* _PROVIDED RECORDS_
# # # # # # #

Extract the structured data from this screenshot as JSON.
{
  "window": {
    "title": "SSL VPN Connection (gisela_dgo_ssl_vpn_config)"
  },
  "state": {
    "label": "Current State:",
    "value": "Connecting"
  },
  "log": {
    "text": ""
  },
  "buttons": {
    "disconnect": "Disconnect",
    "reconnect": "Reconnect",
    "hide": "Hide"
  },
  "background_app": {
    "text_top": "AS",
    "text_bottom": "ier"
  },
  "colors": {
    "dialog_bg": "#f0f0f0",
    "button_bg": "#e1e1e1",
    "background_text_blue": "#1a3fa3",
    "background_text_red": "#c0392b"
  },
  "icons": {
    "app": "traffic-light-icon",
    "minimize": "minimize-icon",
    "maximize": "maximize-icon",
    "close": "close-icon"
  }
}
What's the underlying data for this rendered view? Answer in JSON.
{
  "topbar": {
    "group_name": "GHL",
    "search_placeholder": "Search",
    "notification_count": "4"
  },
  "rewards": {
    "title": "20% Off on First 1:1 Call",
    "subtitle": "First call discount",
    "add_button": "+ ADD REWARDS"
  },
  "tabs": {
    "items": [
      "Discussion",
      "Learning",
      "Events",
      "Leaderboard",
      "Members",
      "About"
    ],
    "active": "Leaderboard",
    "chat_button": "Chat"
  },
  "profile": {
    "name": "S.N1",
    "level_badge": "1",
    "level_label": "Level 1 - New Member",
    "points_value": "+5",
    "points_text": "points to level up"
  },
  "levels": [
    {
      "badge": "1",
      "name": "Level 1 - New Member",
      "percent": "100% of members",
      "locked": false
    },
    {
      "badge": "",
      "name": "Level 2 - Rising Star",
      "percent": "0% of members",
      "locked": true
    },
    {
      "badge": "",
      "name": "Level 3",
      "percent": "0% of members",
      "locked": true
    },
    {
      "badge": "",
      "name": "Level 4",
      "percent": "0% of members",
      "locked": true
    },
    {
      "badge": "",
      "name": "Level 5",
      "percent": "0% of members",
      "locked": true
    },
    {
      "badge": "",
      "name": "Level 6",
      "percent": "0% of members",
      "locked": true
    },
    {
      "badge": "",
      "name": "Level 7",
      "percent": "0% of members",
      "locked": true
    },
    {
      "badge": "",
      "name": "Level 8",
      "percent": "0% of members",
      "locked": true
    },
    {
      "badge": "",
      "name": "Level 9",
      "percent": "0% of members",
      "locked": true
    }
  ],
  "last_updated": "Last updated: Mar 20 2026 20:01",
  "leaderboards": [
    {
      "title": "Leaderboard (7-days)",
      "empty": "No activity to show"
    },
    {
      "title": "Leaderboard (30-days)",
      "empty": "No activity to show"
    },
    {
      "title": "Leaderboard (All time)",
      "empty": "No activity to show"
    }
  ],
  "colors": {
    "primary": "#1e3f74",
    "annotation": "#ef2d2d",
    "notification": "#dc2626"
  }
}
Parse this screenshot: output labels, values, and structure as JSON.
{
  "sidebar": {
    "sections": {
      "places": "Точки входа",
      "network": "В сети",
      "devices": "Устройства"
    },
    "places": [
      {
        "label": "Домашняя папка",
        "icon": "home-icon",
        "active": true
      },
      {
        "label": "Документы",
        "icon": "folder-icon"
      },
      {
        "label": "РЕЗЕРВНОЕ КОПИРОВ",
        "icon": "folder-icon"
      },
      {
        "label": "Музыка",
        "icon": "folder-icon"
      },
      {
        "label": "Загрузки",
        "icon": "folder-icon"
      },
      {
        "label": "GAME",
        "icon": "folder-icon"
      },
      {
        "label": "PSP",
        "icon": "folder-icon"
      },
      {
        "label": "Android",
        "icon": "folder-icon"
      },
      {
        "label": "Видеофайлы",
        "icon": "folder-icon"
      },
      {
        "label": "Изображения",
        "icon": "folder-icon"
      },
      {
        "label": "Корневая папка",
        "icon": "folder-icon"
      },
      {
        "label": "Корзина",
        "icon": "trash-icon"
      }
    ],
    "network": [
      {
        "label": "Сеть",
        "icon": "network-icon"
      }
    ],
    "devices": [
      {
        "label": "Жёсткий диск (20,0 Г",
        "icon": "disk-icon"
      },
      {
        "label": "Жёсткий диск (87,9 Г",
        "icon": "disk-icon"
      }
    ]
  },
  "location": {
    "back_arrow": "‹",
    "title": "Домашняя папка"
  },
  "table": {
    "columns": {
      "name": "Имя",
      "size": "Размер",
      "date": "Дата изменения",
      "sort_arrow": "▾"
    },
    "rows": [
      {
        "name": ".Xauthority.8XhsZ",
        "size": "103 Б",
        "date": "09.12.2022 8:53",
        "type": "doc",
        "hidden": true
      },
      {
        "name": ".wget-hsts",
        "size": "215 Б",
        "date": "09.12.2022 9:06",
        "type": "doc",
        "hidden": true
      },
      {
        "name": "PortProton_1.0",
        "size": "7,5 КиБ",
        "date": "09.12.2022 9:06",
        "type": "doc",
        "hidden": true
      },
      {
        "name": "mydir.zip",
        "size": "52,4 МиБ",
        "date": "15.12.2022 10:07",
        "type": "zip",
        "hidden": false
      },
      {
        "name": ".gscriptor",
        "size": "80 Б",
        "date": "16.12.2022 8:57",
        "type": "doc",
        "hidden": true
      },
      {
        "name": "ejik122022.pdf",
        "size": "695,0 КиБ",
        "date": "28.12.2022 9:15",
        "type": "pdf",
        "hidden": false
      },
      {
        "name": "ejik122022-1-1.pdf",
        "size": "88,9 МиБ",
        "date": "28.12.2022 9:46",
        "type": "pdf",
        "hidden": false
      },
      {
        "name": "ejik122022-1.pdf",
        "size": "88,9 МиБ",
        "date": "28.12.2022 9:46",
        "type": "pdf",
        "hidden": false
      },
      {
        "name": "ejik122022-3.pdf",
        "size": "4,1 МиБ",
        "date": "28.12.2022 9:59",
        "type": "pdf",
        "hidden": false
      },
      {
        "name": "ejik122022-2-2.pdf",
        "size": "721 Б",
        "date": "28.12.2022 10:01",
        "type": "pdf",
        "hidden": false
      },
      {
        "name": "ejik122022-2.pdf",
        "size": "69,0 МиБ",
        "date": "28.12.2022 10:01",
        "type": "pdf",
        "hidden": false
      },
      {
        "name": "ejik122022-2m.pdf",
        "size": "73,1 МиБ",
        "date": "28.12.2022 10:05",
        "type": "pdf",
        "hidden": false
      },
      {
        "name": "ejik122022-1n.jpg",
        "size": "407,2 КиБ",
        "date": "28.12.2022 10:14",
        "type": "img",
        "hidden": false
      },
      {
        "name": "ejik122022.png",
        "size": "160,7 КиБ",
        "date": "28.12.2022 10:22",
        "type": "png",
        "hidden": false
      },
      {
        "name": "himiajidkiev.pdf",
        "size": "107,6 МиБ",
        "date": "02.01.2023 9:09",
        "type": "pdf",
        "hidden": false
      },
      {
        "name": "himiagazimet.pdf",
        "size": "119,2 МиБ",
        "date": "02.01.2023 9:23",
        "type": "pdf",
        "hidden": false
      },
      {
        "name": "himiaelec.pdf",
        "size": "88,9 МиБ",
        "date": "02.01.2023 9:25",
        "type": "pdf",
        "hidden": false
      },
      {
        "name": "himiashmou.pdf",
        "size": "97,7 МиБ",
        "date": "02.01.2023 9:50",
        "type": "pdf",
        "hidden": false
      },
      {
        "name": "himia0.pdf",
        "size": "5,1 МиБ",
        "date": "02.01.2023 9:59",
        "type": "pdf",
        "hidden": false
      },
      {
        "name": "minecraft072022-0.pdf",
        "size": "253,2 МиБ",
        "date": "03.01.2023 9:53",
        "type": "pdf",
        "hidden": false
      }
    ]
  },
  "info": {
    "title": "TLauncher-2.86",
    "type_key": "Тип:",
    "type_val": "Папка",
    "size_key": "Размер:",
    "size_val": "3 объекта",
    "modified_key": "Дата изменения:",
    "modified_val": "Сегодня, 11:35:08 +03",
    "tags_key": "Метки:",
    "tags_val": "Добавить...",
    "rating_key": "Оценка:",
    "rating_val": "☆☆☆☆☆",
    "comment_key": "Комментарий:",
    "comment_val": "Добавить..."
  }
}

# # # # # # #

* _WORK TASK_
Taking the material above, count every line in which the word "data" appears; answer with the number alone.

* _RESPONSE_
2